Work instruction
Reading the data below, count the lines that carry the string "bottom". Give nothing but the count.

-*-

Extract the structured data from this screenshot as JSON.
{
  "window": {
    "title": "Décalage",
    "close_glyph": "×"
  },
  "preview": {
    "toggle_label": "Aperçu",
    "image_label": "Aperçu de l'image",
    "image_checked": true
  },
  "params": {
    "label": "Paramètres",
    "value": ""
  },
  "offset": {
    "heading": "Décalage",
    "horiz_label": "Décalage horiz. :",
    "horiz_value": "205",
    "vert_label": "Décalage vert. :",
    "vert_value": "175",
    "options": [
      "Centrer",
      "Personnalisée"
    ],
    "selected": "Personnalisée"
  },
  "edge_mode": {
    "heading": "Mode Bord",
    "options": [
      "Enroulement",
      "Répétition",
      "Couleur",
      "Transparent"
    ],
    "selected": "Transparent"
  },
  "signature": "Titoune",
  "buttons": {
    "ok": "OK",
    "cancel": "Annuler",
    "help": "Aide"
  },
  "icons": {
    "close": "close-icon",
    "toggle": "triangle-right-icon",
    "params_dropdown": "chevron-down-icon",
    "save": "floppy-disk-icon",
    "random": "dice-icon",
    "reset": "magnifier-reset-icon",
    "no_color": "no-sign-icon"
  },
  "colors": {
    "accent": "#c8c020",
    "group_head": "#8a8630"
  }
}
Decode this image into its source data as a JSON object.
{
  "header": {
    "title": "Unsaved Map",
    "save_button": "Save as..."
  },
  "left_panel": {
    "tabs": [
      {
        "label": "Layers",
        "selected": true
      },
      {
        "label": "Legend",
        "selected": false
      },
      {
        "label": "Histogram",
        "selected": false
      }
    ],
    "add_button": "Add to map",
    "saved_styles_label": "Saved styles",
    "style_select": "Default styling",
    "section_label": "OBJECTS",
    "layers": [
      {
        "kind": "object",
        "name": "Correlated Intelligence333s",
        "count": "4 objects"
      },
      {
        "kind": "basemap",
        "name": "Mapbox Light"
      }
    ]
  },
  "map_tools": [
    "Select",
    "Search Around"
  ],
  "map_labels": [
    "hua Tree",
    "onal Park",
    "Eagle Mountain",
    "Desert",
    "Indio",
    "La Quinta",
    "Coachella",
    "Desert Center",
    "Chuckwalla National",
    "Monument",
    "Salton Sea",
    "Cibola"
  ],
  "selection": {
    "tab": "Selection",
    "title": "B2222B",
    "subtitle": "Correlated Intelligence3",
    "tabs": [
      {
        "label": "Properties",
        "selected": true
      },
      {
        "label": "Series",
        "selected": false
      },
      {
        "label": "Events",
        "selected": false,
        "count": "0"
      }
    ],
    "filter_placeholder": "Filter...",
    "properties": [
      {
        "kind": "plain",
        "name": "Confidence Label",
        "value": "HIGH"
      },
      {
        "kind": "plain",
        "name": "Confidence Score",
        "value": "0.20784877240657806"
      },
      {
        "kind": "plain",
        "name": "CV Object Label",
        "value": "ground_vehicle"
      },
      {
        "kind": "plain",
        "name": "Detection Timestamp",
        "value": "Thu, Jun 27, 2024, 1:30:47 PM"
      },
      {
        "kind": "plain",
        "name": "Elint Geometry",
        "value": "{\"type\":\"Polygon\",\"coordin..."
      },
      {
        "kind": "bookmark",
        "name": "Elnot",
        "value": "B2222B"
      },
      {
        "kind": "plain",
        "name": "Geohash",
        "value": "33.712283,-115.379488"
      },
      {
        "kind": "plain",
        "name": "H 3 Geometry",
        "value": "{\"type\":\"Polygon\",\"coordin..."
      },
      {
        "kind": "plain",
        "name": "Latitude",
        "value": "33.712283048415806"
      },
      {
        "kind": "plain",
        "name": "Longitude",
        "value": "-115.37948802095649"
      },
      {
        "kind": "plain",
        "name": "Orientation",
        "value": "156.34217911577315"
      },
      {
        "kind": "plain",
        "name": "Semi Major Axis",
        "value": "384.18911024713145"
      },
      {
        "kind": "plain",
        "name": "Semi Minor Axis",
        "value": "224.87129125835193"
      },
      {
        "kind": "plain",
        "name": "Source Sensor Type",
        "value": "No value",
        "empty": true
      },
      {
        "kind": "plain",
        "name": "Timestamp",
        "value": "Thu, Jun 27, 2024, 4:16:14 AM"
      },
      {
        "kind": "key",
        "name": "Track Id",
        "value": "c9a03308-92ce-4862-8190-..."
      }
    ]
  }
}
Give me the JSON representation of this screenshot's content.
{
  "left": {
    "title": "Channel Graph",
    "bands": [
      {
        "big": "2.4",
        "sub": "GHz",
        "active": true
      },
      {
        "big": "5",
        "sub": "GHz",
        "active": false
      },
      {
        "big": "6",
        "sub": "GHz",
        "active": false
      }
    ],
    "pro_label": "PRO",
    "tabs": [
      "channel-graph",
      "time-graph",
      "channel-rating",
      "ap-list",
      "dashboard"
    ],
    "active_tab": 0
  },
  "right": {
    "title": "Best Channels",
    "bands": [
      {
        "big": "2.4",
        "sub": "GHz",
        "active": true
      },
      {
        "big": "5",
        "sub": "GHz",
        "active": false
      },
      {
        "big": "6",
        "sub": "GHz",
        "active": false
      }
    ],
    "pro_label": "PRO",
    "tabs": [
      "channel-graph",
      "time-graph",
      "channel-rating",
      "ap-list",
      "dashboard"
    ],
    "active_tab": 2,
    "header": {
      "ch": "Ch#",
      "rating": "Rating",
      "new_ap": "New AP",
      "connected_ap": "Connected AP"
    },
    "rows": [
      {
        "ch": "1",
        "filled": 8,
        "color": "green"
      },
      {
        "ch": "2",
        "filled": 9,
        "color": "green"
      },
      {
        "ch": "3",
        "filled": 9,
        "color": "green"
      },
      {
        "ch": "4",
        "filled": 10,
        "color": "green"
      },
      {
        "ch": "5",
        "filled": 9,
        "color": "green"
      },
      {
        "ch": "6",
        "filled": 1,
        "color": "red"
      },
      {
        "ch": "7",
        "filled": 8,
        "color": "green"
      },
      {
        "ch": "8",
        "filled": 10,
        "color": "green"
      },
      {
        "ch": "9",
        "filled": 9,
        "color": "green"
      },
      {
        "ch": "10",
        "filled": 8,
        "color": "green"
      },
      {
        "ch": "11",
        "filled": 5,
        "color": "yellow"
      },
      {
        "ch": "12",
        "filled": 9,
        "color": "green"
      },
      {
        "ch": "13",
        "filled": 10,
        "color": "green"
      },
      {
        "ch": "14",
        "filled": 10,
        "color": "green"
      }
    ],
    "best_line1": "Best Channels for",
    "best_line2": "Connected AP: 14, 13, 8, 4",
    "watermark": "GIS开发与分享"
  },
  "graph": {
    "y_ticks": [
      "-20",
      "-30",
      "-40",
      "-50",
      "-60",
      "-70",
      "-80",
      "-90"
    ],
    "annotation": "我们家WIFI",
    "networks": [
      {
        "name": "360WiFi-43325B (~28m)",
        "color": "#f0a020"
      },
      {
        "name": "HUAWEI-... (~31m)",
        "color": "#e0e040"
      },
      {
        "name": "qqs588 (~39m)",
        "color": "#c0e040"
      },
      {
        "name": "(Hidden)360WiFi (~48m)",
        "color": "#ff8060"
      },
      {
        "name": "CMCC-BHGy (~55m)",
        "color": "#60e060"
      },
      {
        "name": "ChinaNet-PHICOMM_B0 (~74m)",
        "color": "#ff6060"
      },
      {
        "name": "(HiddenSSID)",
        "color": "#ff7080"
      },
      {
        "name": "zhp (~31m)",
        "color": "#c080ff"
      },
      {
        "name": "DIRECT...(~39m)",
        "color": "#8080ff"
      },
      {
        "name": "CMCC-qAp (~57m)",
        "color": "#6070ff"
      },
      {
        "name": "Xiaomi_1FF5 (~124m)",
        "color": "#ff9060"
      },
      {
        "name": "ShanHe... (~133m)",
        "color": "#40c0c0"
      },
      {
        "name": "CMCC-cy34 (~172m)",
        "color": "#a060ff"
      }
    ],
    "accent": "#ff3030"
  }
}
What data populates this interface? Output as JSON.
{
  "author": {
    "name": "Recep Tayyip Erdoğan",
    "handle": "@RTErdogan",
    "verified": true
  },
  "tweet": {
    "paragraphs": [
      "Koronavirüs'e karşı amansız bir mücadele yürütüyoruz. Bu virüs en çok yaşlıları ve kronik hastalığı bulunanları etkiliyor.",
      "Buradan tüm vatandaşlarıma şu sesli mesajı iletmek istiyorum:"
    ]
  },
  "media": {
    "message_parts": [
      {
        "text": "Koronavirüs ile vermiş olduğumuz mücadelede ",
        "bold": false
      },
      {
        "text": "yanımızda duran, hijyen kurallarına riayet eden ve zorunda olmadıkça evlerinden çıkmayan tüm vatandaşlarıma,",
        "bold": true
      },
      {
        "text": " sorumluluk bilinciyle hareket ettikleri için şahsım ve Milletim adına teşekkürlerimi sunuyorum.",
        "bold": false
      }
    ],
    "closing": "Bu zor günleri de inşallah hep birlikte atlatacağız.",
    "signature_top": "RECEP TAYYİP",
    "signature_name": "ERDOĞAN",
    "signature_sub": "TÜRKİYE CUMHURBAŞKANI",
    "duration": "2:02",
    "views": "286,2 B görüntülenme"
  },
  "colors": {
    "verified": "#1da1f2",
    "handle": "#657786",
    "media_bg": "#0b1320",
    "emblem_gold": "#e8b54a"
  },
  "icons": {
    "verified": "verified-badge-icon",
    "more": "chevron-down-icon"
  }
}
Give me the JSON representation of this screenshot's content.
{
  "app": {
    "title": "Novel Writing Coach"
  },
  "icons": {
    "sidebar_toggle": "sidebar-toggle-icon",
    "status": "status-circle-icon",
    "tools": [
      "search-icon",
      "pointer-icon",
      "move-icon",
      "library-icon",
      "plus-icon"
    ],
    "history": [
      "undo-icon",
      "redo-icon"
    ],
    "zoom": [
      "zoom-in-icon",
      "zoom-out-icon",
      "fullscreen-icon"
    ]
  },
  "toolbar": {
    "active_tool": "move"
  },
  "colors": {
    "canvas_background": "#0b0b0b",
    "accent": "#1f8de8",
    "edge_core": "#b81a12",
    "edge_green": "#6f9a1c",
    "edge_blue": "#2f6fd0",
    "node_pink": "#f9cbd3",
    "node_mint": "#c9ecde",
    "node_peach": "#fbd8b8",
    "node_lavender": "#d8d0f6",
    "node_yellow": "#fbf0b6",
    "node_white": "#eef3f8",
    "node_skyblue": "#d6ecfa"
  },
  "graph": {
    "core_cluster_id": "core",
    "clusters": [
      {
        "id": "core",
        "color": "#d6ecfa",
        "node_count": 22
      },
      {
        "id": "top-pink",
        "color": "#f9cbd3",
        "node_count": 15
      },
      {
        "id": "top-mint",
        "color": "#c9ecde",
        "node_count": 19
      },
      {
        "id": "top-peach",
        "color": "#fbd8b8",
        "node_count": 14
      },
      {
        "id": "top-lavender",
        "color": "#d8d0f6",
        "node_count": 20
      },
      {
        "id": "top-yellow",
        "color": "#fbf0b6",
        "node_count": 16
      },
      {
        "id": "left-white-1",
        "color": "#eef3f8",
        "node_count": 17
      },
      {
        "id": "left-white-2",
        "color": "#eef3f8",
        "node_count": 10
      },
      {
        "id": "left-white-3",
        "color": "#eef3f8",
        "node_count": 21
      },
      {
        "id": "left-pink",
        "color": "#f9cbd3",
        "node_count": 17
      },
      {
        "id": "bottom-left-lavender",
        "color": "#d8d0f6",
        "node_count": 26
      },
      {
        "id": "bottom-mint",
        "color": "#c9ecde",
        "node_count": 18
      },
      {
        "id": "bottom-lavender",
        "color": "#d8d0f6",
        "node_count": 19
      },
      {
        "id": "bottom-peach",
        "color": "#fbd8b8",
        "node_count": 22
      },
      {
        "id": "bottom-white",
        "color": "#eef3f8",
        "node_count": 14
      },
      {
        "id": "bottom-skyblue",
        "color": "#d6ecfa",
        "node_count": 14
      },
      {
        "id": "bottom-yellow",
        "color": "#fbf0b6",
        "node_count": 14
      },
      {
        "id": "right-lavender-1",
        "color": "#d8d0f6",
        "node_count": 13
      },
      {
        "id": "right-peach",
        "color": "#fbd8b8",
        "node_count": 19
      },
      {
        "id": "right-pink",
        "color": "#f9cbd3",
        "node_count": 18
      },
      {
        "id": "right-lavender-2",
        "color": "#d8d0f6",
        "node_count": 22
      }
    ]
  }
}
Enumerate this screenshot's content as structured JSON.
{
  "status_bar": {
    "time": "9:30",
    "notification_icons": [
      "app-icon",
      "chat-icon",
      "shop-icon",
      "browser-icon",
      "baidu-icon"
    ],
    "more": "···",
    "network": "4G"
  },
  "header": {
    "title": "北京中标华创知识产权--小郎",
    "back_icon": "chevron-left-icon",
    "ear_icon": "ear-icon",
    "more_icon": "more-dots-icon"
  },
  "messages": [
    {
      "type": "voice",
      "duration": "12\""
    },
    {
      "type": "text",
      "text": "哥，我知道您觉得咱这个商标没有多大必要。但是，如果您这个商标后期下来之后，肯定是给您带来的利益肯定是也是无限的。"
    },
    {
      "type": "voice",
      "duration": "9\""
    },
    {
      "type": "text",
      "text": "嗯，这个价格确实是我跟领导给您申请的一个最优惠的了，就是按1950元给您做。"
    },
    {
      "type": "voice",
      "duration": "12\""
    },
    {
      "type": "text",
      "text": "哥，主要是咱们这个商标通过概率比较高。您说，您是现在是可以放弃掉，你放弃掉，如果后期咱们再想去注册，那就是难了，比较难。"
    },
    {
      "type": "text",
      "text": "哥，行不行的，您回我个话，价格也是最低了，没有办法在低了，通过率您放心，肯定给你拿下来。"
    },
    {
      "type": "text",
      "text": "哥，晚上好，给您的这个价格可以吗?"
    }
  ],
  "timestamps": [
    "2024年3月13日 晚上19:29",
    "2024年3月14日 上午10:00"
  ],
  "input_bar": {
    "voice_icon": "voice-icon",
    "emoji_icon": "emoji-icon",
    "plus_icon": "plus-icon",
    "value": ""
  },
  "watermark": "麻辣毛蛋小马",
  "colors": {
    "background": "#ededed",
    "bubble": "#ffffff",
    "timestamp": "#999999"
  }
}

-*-

Output of the task
7